A news item broadcast on the A.B.C. news from Brisbane on July 11 marked the seventieth birthday of the Anglican Primate of Australia, Archbishop Strong. Archbishop Strong was quoted as saying he hoped independence would not come too soon for New Guinea. He spoke against a rich background of experience in that he was for 27 years the Bishop of New Guinea. Studying his comments, there is a strong parallel with the position adopted by the present Rhodesian Government in regard to giving dominant parliamentary power to the African natives in Rhodesia. In the case of New Guinea, Archbishop Strong said he thought there was a great deal of need yet for the consolidation of the peoples. The most important thing now was the development of indigenous leadership and also the unifying of the different tribes because there were a lot of racial divisions there and if independence came too soon he was afraid there might be a lot of trouble.
Archbishop Strong said he was not so much concerned about divisions between the white and brown populations, but conflict between brown races.

In another comment the Archbishop pointed to the growth of the permissive society. Whether he linked this with the growing refusal of Western peoples to accept their responsibilities towards those who need their help and protection is not certain. The Archbishop said that what was often hailed as liberalisation was really a form of decadence and there was a need for greater responsibility and discipline. Has such been the case in the acceptance by Britain and the other European powers involved we would not have witnessed the regression evident in Africa north on the Zambesi today.

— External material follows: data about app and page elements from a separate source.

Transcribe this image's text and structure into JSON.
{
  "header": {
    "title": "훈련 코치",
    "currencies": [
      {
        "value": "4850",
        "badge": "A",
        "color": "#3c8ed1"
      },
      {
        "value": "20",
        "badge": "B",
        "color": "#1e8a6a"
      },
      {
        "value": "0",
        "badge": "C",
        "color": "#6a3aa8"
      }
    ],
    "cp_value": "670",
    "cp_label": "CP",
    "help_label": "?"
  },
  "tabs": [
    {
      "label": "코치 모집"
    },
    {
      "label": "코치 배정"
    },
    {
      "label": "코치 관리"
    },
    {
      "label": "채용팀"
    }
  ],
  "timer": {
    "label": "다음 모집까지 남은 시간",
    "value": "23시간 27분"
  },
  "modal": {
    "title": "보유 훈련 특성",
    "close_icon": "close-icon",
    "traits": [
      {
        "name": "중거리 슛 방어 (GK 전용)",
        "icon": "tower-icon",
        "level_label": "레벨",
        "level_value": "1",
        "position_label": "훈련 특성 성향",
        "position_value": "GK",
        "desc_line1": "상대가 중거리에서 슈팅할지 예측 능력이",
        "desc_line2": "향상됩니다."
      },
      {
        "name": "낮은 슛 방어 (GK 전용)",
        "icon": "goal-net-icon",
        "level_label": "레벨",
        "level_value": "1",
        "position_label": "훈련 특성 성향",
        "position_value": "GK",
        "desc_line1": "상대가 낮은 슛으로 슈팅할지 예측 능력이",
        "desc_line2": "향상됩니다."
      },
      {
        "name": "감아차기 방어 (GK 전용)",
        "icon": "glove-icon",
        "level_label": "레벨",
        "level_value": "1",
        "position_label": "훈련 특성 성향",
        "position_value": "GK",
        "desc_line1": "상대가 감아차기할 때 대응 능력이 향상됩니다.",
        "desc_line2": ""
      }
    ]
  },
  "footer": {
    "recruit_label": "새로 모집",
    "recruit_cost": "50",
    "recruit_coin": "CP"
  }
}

© Published by the Australian League of Rights, P.O. Box 27 Happy Valley, SA 5159